Thom Yorke and Nigel Godrich’s group Atoms For Peace has pulled its record from Spotify, with Godrich claiming the site is “bad for new music.” Yorke tweeted that the decision was “simples [sic],” saying that “new artists you discover on Spotify will no [sic] get paid” and that “meanwhile shareholders will shortly be rolling in it.” Godrich—who also yanked music from his other band, Ultraista—was chattier on his Twitter account, noting that:

“It’s an equation that just doesn’t work. The music industry is being taken over by the back door, and if we don’t try and make it fair for new music producers and artists then the art will suffer…These are all the same old industry bods trying to get a stranglehold on the delivery system. The numbers don’t even add up for Spotify yet. But it’s not about that…It’s about establishing the model which will be extremely valuable. People are scared to speak up or not take part as they are told they will lose invaluable exposure if they don’t play ball. Millions of streams gets them a few thousand dollars. Not like radio at all. If you have a massive catalogue—a major label for example—then you’re quids in. But making new recorded music needs funding…Pink Floyd’s catalogue has already generated billions of dollars for someone (not necessarily the band) so now putting it on a streaming site makes total sense. But if people had been listening to Spotify instead of buying records in 1973, I doubt very much [that] Dark Side would have been made.

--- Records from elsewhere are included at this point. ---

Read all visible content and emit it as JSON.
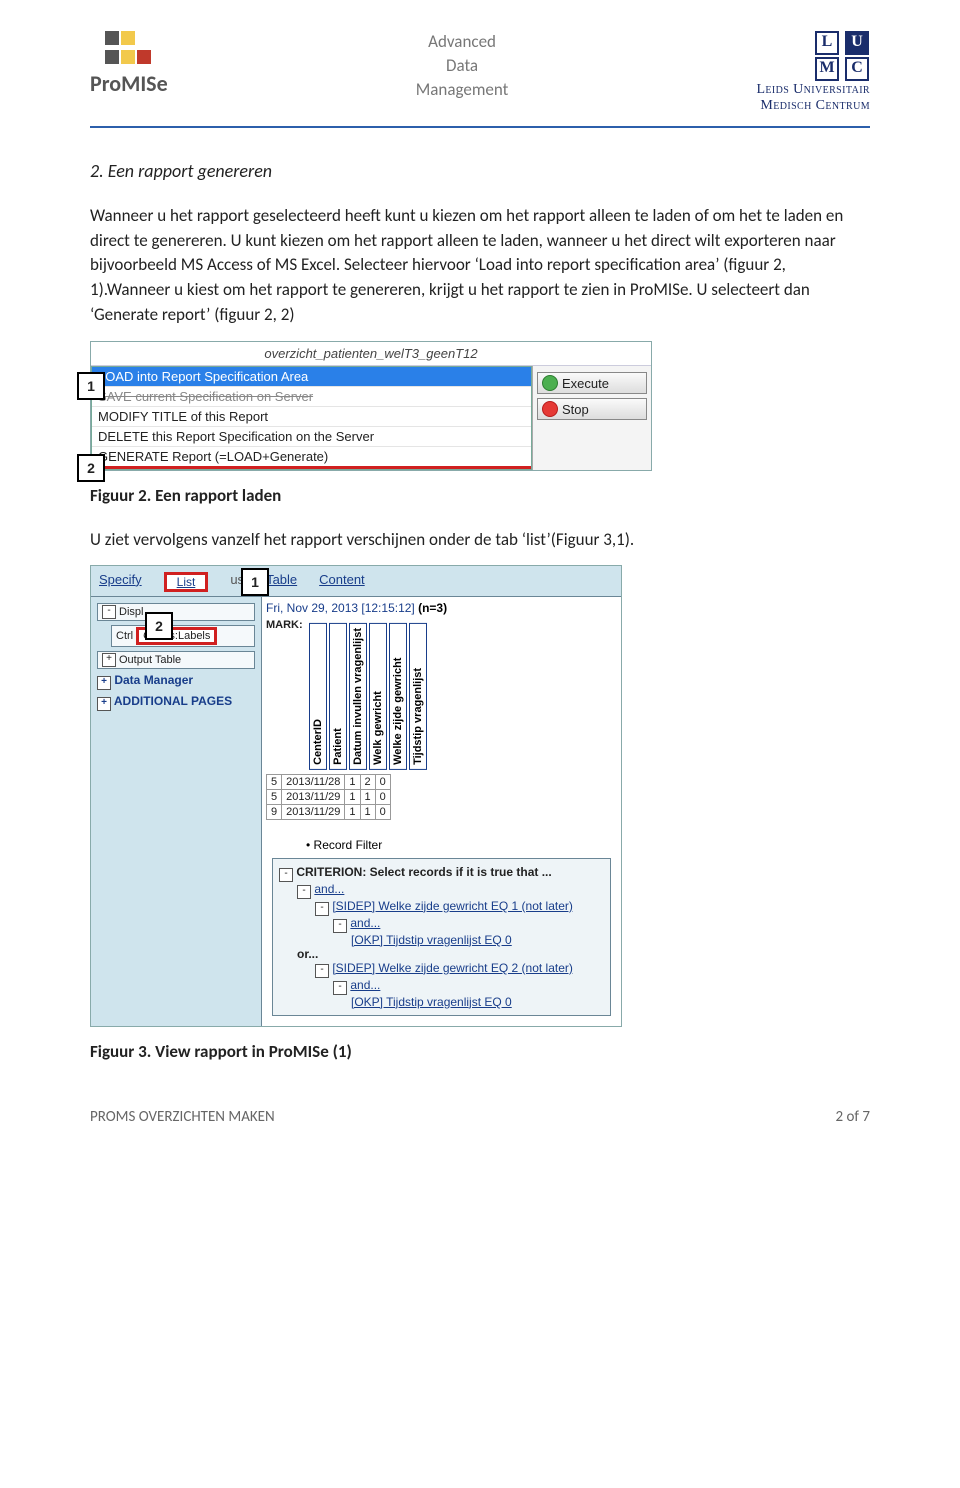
{
  "header": {
    "promise_word": "ProMISe",
    "center_l1": "Advanced",
    "center_l2": "Data",
    "center_l3": "Management",
    "lumc_l": "L",
    "lumc_u": "U",
    "lumc_m": "M",
    "lumc_c": "C",
    "lumc_txt1": "Leids Universitair",
    "lumc_txt2": "Medisch Centrum"
  },
  "section": {
    "num": "2.",
    "title": "Een rapport genereren"
  },
  "para1": "Wanneer u het rapport geselecteerd heeft kunt u kiezen om het rapport alleen te laden of om het te laden en direct te genereren. U kunt kiezen om het rapport alleen te laden, wanneer u het direct wilt exporteren naar bijvoorbeeld MS Access of MS Excel. Selecteer hiervoor ‘Load into report specification area’ (figuur 2, 1).Wanneer u kiest om het rapport te genereren, krijgt u het rapport te zien in ProMISe. U selecteert dan ‘Generate report’ (figuur 2, 2)",
  "fig2": {
    "report_name": "overzicht_patienten_welT3_geenT12",
    "opt1": "LOAD into Report Specification Area",
    "opt2": "SAVE current Specification on Server",
    "opt3": "MODIFY TITLE of this Report",
    "opt4": "DELETE this Report Specification on the Server",
    "opt5": "GENERATE Report (=LOAD+Generate)",
    "btn_exec": "Execute",
    "btn_stop": "Stop",
    "callout1": "1",
    "callout2": "2",
    "caption": "Figuur 2. Een rapport laden"
  },
  "para2": "U ziet vervolgens vanzelf het rapport verschijnen onder de tab ‘list’(Figuur 3,1).",
  "fig3": {
    "tabs": {
      "specify": "Specify",
      "list": "List",
      "us": "us",
      "table": "Table",
      "content": "Content"
    },
    "callout1": "1",
    "callout2": "2",
    "left": {
      "displ": "Displ",
      "ctrl": "Ctrl",
      "codes": "Codes:Labels",
      "output": "Output Table",
      "datamgr": "Data Manager",
      "addpages": "ADDITIONAL PAGES"
    },
    "date": "Fri, Nov 29, 2013 [12:15:12] ",
    "n": "(n=3)",
    "mark": "MARK:",
    "cols": [
      "CenterID",
      "Patient",
      "Datum invullen vragenlijst",
      "Welk gewricht",
      "Welke zijde gewricht",
      "Tijdstip vragenlijst"
    ],
    "rows": [
      [
        "5",
        "2013/11/28",
        "1",
        "2",
        "0"
      ],
      [
        "5",
        "2013/11/29",
        "1",
        "1",
        "0"
      ],
      [
        "9",
        "2013/11/29",
        "1",
        "1",
        "0"
      ]
    ],
    "record_filter": "Record Filter",
    "crit_header": "CRITERION: Select records if it is true that ...",
    "and": "and...",
    "line1": "[SIDEP] Welke zijde gewricht EQ 1 (not later)",
    "line_okp": "[OKP] Tijdstip vragenlijst EQ 0",
    "or": "or...",
    "line2": "[SIDEP] Welke zijde gewricht EQ 2 (not later)",
    "caption": "Figuur 3. View rapport in ProMISe (1)"
  },
  "footer": {
    "left": "PROMS OVERZICHTEN MAKEN",
    "right": "2 of  7"
  }
}
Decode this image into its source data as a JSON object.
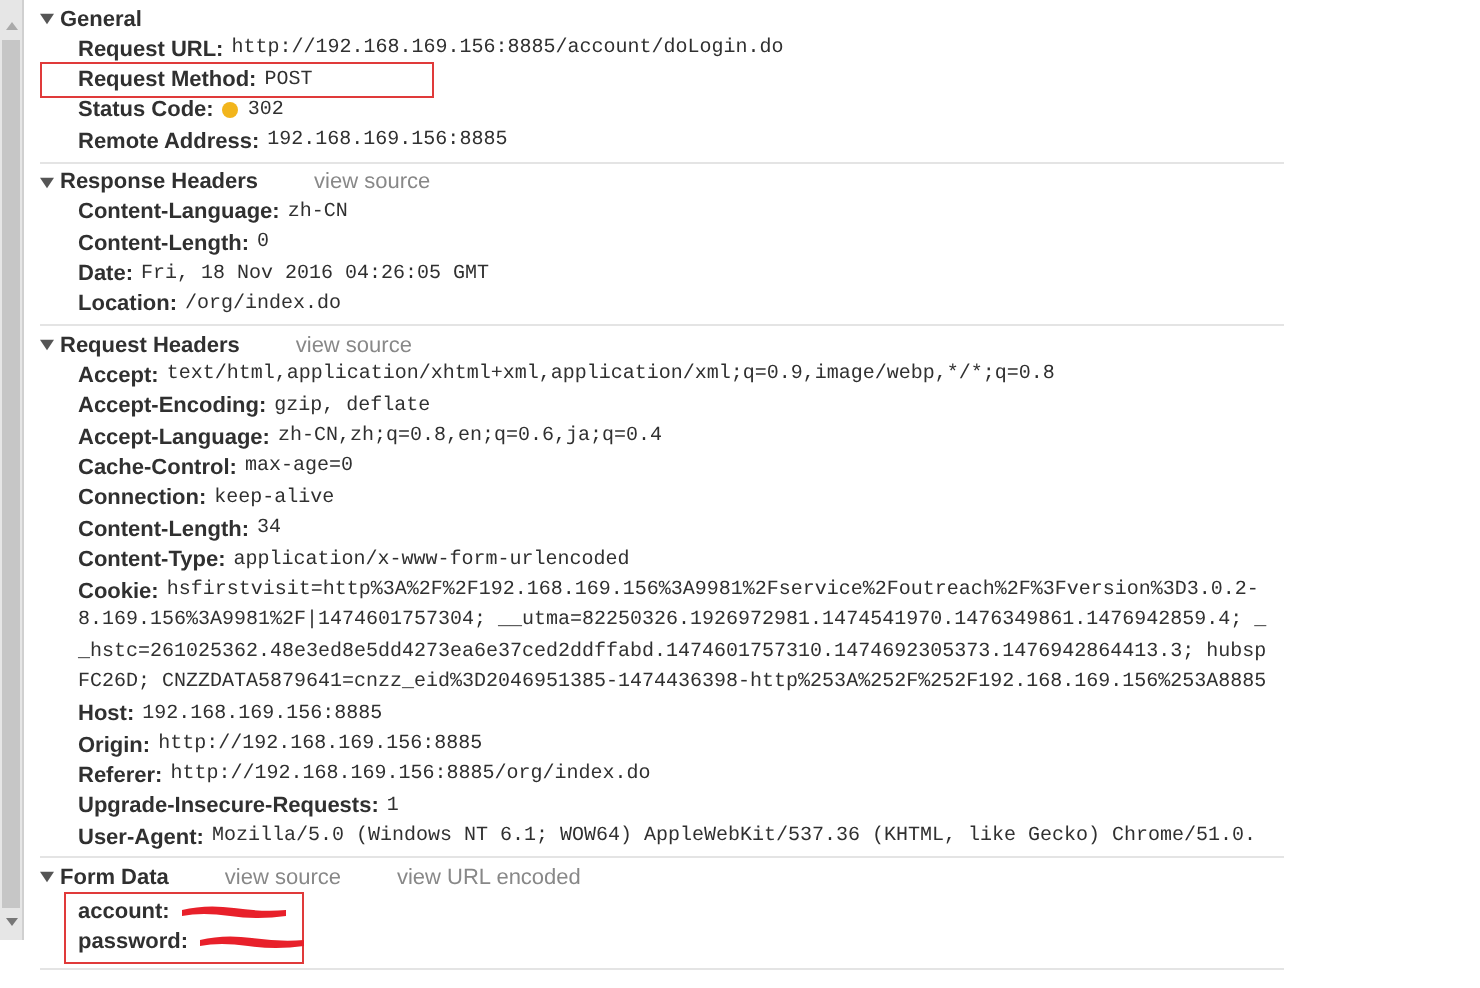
{
  "sections": [
    {
      "title": "General",
      "expanded": true,
      "rows": [
        {
          "kind": "text",
          "key": "Request URL:",
          "value": "http://192.168.169.156:8885/account/doLogin.do",
          "highlighted": false
        },
        {
          "kind": "text",
          "key": "Request Method:",
          "value": "POST",
          "highlighted": true
        },
        {
          "kind": "status",
          "key": "Status Code:",
          "value": "302",
          "color": "#f2b51c",
          "highlighted": false
        },
        {
          "kind": "text",
          "key": "Remote Address:",
          "value": "192.168.169.156:8885",
          "highlighted": false
        }
      ]
    },
    {
      "title": "Response Headers",
      "expanded": true,
      "links": [
        "view source"
      ],
      "rows": [
        {
          "kind": "text",
          "key": "Content-Language:",
          "value": "zh-CN",
          "highlighted": false
        },
        {
          "kind": "text",
          "key": "Content-Length:",
          "value": "0",
          "highlighted": false
        },
        {
          "kind": "text",
          "key": "Date:",
          "value": "Fri, 18 Nov 2016 04:26:05 GMT",
          "highlighted": false
        },
        {
          "kind": "text",
          "key": "Location:",
          "value": "/org/index.do",
          "highlighted": false
        }
      ]
    },
    {
      "title": "Request Headers",
      "expanded": true,
      "links": [
        "view source"
      ],
      "rows": [
        {
          "kind": "text",
          "key": "Accept:",
          "value": "text/html,application/xhtml+xml,application/xml;q=0.9,image/webp,*/*;q=0.8",
          "highlighted": false
        },
        {
          "kind": "text",
          "key": "Accept-Encoding:",
          "value": "gzip, deflate",
          "highlighted": false
        },
        {
          "kind": "text",
          "key": "Accept-Language:",
          "value": "zh-CN,zh;q=0.8,en;q=0.6,ja;q=0.4",
          "highlighted": false
        },
        {
          "kind": "text",
          "key": "Cache-Control:",
          "value": "max-age=0",
          "highlighted": false
        },
        {
          "kind": "text",
          "key": "Connection:",
          "value": "keep-alive",
          "highlighted": false
        },
        {
          "kind": "text",
          "key": "Content-Length:",
          "value": "34",
          "highlighted": false
        },
        {
          "kind": "text",
          "key": "Content-Type:",
          "value": "application/x-www-form-urlencoded",
          "highlighted": false
        },
        {
          "kind": "wrapped",
          "key": "Cookie:",
          "highlighted": false,
          "lines": [
            "hsfirstvisit=http%3A%2F%2F192.168.169.156%3A9981%2Fservice%2Foutreach%2F%3Fversion%3D3.0.2-",
            "8.169.156%3A9981%2F|1474601757304; __utma=82250326.1926972981.1474541970.1476349861.1476942859.4; _",
            "_hstc=261025362.48e3ed8e5dd4273ea6e37ced2ddffabd.1474601757310.1474692305373.1476942864413.3; hubsp",
            "FC26D; CNZZDATA5879641=cnzz_eid%3D2046951385-1474436398-http%253A%252F%252F192.168.169.156%253A8885"
          ]
        },
        {
          "kind": "text",
          "key": "Host:",
          "value": "192.168.169.156:8885",
          "highlighted": false
        },
        {
          "kind": "text",
          "key": "Origin:",
          "value": "http://192.168.169.156:8885",
          "highlighted": false
        },
        {
          "kind": "text",
          "key": "Referer:",
          "value": "http://192.168.169.156:8885/org/index.do",
          "highlighted": false
        },
        {
          "kind": "text",
          "key": "Upgrade-Insecure-Requests:",
          "value": "1",
          "highlighted": false
        },
        {
          "kind": "text",
          "key": "User-Agent:",
          "value": "Mozilla/5.0 (Windows NT 6.1; WOW64) AppleWebKit/537.36 (KHTML, like Gecko) Chrome/51.0.",
          "highlighted": false
        }
      ]
    },
    {
      "title": "Form Data",
      "expanded": true,
      "links": [
        "view source",
        "view URL encoded"
      ],
      "highlighted": true,
      "rows": [
        {
          "kind": "redacted",
          "key": "account:"
        },
        {
          "kind": "redacted",
          "key": "password:"
        }
      ]
    }
  ]
}
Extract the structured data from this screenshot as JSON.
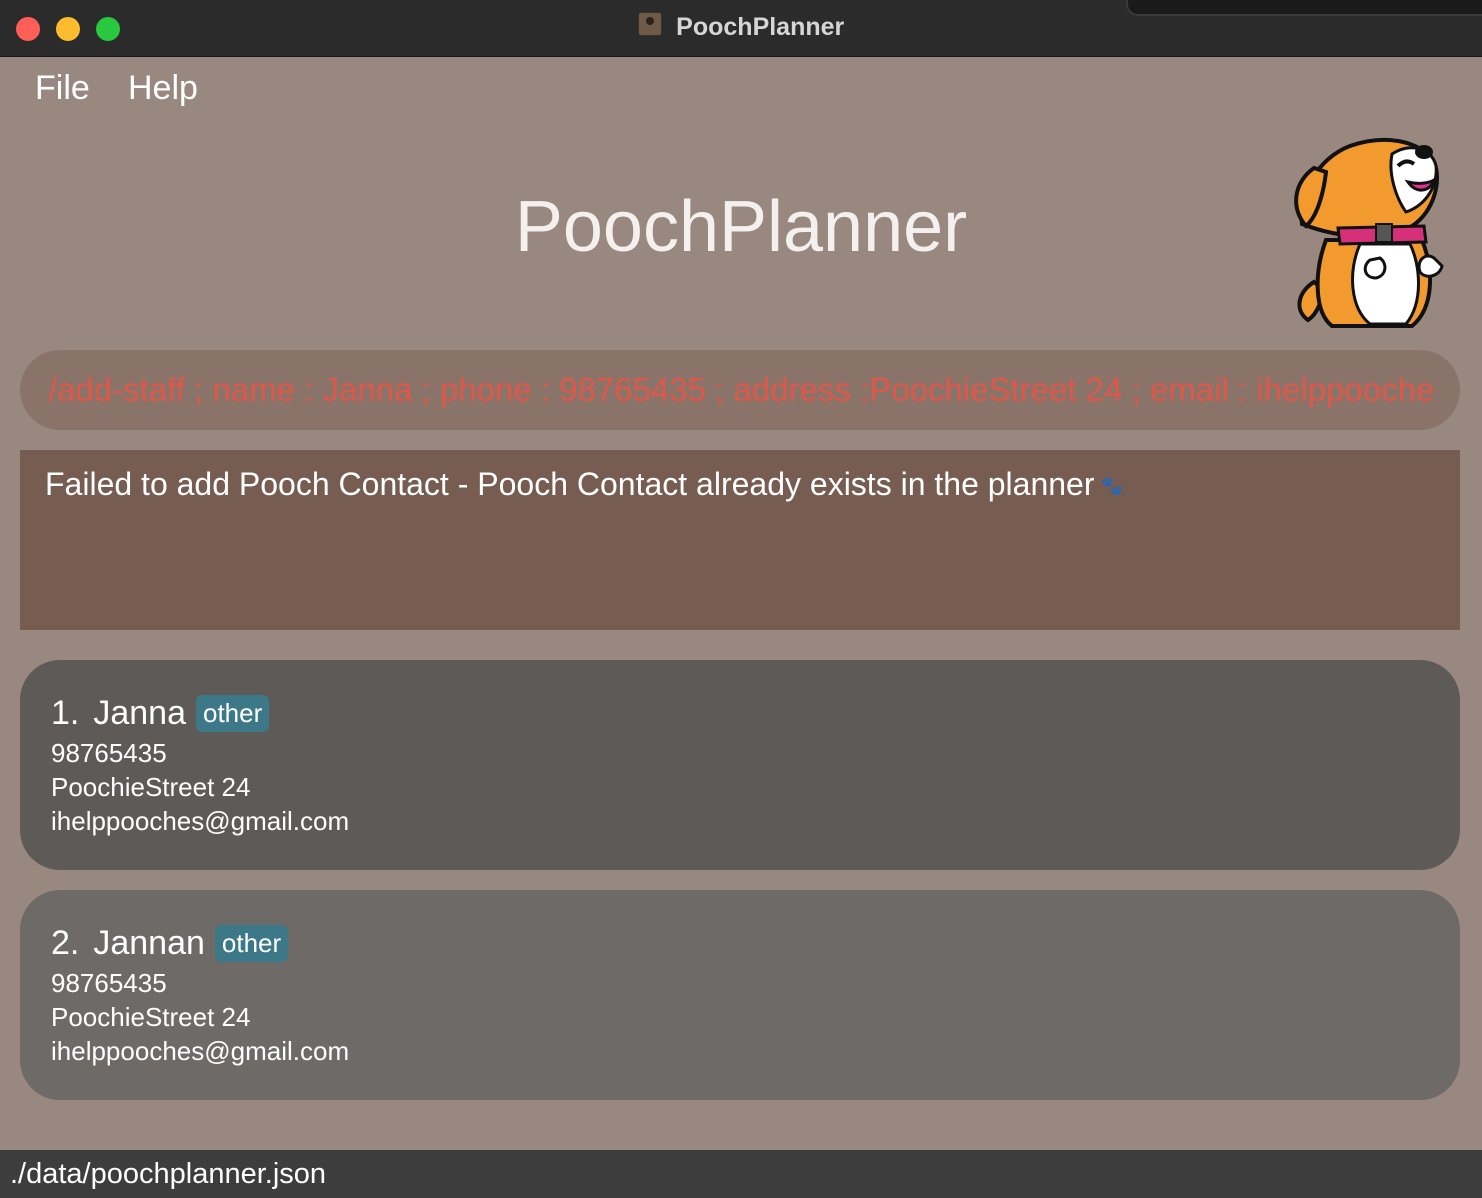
{
  "window": {
    "title": "PoochPlanner"
  },
  "menu": {
    "file": "File",
    "help": "Help"
  },
  "header": {
    "title": "PoochPlanner"
  },
  "command": {
    "value": "/add-staff ; name : Janna ; phone : 98765435 ; address :PoochieStreet 24 ; email : ihelppooches@gmail.com",
    "text_color": "#e0574a"
  },
  "result": {
    "message": "Failed to add Pooch Contact - Pooch Contact already exists in the planner",
    "icon": "paw-icon"
  },
  "contacts": [
    {
      "index": "1.",
      "name": "Janna",
      "tag": "other",
      "phone": "98765435",
      "address": "PoochieStreet 24",
      "email": "ihelppooches@gmail.com"
    },
    {
      "index": "2.",
      "name": "Jannan",
      "tag": "other",
      "phone": "98765435",
      "address": "PoochieStreet 24",
      "email": "ihelppooches@gmail.com"
    }
  ],
  "status": {
    "path": "./data/poochplanner.json"
  },
  "colors": {
    "background": "#988880",
    "command_box": "#8a7469",
    "result_box": "#765c51",
    "card_selected": "#5e5a57",
    "card": "#6e6a68",
    "tag": "#3d7888",
    "status_bar": "#3d3d3d"
  }
}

It would just be too expensive.”


Unsurprisingly, Spotify isn’t exactly stoked on the public criticism of its model and told MusicWeek that its “goal is to grow a service that people love, ultimately want to pay for, and which will provide the financial support to the music industry necessary to invest in new talent and music.” While the company seems to know that it’s not really there yet, payment-wise, it notes that it has “paid US$500M to rightsholders so far and by the end of 2013 this number will reach US$1bn.” Currently, Spotify is valued at about $3 billion.